River Enclaves. A true enclave, yet in possession of a
river border (that is, not fully surrounded).
Island Enclaves Without Own Waters. A Dry True Enclave
surrounded by territorial waters from the neighbouring state.
Geosite Coding System (To be replaced)
Together with Mr. Peter Smaardijk I have created this table of enclaves,
exclaves and the like categories. Each category is named by a letter and name of
an example (e.g. «Category A» or «Jungholz category area». Acknowledgement for map: Mr. Peter Smaardijk.
As «F» but having access to the sea, and therefore not an enclaved
state (see definitions below).
An area connected with its motherland with only one
single geographical point.
Just after WW1 (the only example known), and not really a 100% enclave,
due to different levels. Within Thuringia this Prussian exclave existed
divided between the two Prussian provinces of Saxony and Hesse-Nassau. The two
entities together only are making an enclave of Thuringia and an exclave of Prussia,
and the two separately are exclaves of the respective provinces.
An exclave but not an enclave as the exclave is not enclaved within any single
country's territory(see definitions below).
Also named «Practical enclaves» or «Enclavic situations».
Important here is that one don’t have to violate foreign territory to
get from the area to its motherland, but it might take some
fence climbing or difficult hikes (see definitions below).
As «A» but having access to the sea, and therefore not an enclave or
exclave, but is a fragment of a country (see definitions
A territory which belongs to a
government but which de facto is shared between two (or more)
As «C» but having access to the sea, and therefore not an enclave or
exclave, but is a fragment of a country (see definitions below).
A joint or concurrent dominion of a territory
by two or more states.
A land-locked independent country,
surrounded by one other state. «Being independent countries, such enclaved states cannot be
exclaves.» (Rolf Palmberg)
Base Area: Sovereign military territory
belonging to a country which only creates jurisdictional, not territorial
enclaves (see below).
Fragment: An incomplete or isolated
portion of land belonging to a country situated with a territorial boundary to a
neighbouring politically alien territory. As a fragment can not be counted an
exclave or a territory under the jurisdiction of a state of which it does not
form an integral part (a colony, dependency (e.g. British

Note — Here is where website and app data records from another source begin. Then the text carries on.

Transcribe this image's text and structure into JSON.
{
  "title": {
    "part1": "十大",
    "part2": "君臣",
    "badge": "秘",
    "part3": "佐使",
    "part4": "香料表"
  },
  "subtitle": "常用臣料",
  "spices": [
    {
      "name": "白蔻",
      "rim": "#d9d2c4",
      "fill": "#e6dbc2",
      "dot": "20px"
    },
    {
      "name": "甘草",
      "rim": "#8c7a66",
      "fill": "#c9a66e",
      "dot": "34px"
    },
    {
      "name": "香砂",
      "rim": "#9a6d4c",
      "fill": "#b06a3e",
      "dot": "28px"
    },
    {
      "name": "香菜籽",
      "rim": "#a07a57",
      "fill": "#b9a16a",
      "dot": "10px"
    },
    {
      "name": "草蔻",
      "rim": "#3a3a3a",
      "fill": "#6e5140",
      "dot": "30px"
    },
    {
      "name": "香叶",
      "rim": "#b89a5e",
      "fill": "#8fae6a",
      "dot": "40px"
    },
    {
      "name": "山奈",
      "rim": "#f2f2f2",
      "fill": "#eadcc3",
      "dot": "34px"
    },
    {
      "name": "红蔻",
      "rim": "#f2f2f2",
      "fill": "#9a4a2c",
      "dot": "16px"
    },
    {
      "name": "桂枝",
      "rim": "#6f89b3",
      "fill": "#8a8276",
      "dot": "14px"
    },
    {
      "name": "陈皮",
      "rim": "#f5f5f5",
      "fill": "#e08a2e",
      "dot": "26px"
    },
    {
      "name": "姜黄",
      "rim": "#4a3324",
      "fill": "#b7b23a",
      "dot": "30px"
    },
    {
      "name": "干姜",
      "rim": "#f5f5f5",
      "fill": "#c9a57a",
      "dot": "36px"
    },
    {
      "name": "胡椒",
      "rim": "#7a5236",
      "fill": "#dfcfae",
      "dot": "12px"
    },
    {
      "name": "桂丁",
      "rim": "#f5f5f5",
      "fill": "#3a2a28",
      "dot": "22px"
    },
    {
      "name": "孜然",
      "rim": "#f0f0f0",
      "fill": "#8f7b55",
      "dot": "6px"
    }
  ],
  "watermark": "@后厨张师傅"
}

Overseas Territories), crown land, biland, base
area or embassy
territory). The government of the state decides
if the territory is an integral part of the state or not. Sea; i.e. International Waters: A country's custom zone,
fishery zone, economical zone and other zones which are not a part of its
territorial waters. No Man's Land: A territory which does not belong to any government.